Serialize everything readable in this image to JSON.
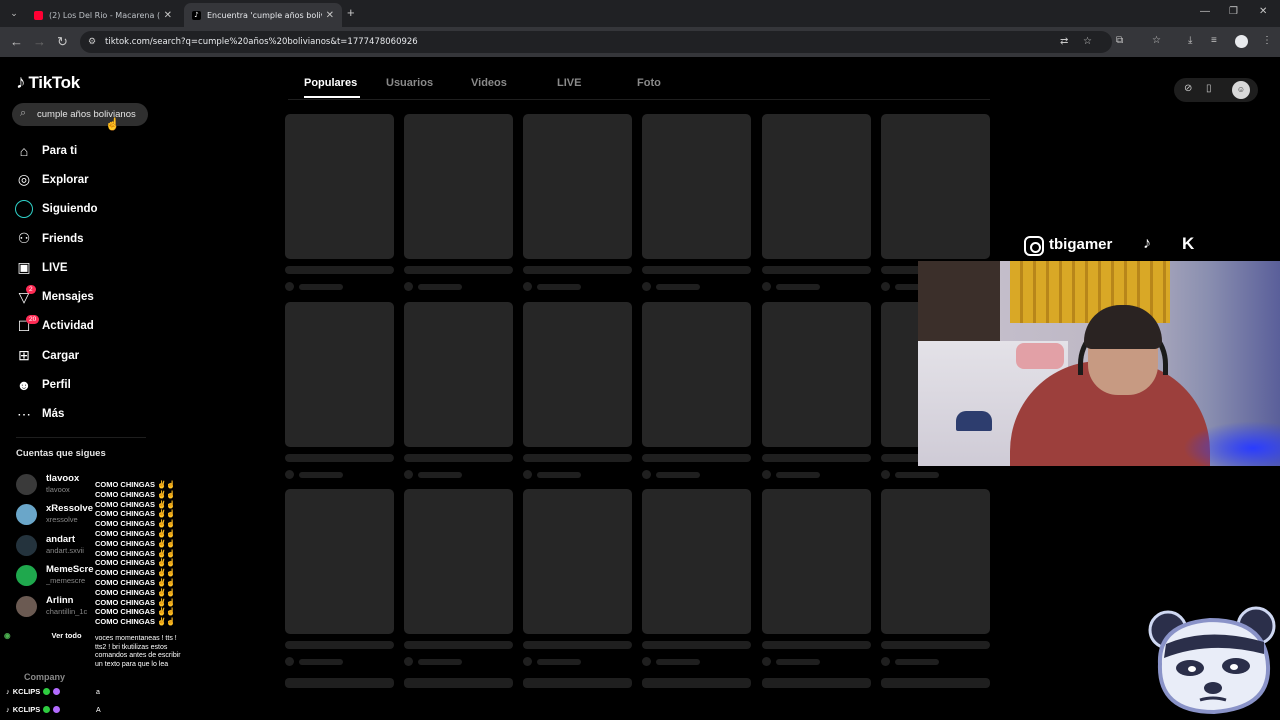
{
  "browser": {
    "tabs": [
      {
        "title": "(2) Los Del Rio - Macarena (Bay",
        "icon": "youtube-icon",
        "active": false
      },
      {
        "title": "Encuentra 'cumple años bolivia",
        "icon": "tiktok-icon",
        "active": true
      }
    ],
    "url": "tiktok.com/search?q=cumple%20años%20bolivianos&t=1777478060926"
  },
  "tiktok": {
    "logo": "TikTok",
    "search": {
      "value": "cumple años bolivianos"
    },
    "nav": [
      {
        "label": "Para ti",
        "icon": "home-icon"
      },
      {
        "label": "Explorar",
        "icon": "compass-icon"
      },
      {
        "label": "Siguiendo",
        "icon": "following-ring-icon"
      },
      {
        "label": "Friends",
        "icon": "friends-icon"
      },
      {
        "label": "LIVE",
        "icon": "live-icon"
      },
      {
        "label": "Mensajes",
        "icon": "messages-icon",
        "badge": "2"
      },
      {
        "label": "Actividad",
        "icon": "activity-icon",
        "badge": "20"
      },
      {
        "label": "Cargar",
        "icon": "upload-icon"
      },
      {
        "label": "Perfil",
        "icon": "profile-icon"
      },
      {
        "label": "Más",
        "icon": "more-icon"
      }
    ],
    "following_title": "Cuentas que sigues",
    "following": [
      {
        "name": "tlavoox",
        "handle": "tlavoox"
      },
      {
        "name": "xRessolve",
        "handle": "xressolve"
      },
      {
        "name": "andart",
        "handle": "andart.sxvii"
      },
      {
        "name": "MemeScre",
        "handle": "_memescre"
      },
      {
        "name": "Arlinn",
        "handle": "chantillin_1c"
      }
    ],
    "ver_todo": "Ver todo",
    "company": "Company",
    "tabs": [
      "Populares",
      "Usuarios",
      "Videos",
      "LIVE",
      "Foto"
    ],
    "active_tab": "Populares"
  },
  "stream_overlay": {
    "chat_repeat": "COMO CHINGAS",
    "chat_repeat_count": 15,
    "chat_message": "voces momentaneas ! tts ! tts2 ! bri tkutilizas estos comandos antes de escribir un texto para que lo lea",
    "kclips": [
      {
        "user": "KCLIPS",
        "msg": "a"
      },
      {
        "user": "KCLIPS",
        "msg": "A"
      }
    ],
    "social_handle": "tbigamer"
  }
}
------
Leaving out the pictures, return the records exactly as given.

Serialize everything readable in this image to JSON.
{
  "browser": {
    "tabs": [
      {
        "title": "(2) Los Del Rio - Macarena (Bay",
        "icon": "youtube-icon",
        "active": false
      },
      {
        "title": "Encuentra 'cumple años bolivia",
        "icon": "tiktok-icon",
        "active": true
      }
    ],
    "url": "tiktok.com/search?q=cumple%20años%20bolivianos&t=1777478060926"
  },
  "tiktok": {
    "logo": "TikTok",
    "search": {
      "value": "cumple años bolivianos"
    },
    "nav": [
      {
        "label": "Para ti",
        "icon": "home-icon"
      },
      {
        "label": "Explorar",
        "icon": "compass-icon"
      },
      {
        "label": "Siguiendo",
        "icon": "following-ring-icon"
      },
      {
        "label": "Friends",
        "icon": "friends-icon"
      },
      {
        "label": "LIVE",
        "icon": "live-icon"
      },
      {
        "label": "Mensajes",
        "icon": "messages-icon",
        "badge": "2"
      },
      {
        "label": "Actividad",
        "icon": "activity-icon",
        "badge": "20"
      },
      {
        "label": "Cargar",
        "icon": "upload-icon"
      },
      {
        "label": "Perfil",
        "icon": "profile-icon"
      },
      {
        "label": "Más",
        "icon": "more-icon"
      }
    ],
    "following_title": "Cuentas que sigues",
    "following": [
      {
        "name": "tlavoox",
        "handle": "tlavoox"
      },
      {
        "name": "xRessolve",
        "handle": "xressolve"
      },
      {
        "name": "andart",
        "handle": "andart.sxvii"
      },
      {
        "name": "MemeScre",
        "handle": "_memescre"
      },
      {
        "name": "Arlinn",
        "handle": "chantillin_1c"
      }
    ],
    "ver_todo": "Ver todo",
    "company": "Company",
    "tabs": [
      "Populares",
      "Usuarios",
      "Videos",
      "LIVE",
      "Foto"
    ],
    "active_tab": "Populares"
  },
  "stream_overlay": {
    "chat_repeat": "COMO CHINGAS",
    "chat_repeat_count": 15,
    "chat_message": "voces momentaneas ! tts ! tts2 ! bri tkutilizas estos comandos antes de escribir un texto para que lo lea",
    "kclips": [
      {
        "user": "KCLIPS",
        "msg": "a"
      },
      {
        "user": "KCLIPS",
        "msg": "A"
      }
    ],
    "social_handle": "tbigamer"
  }
}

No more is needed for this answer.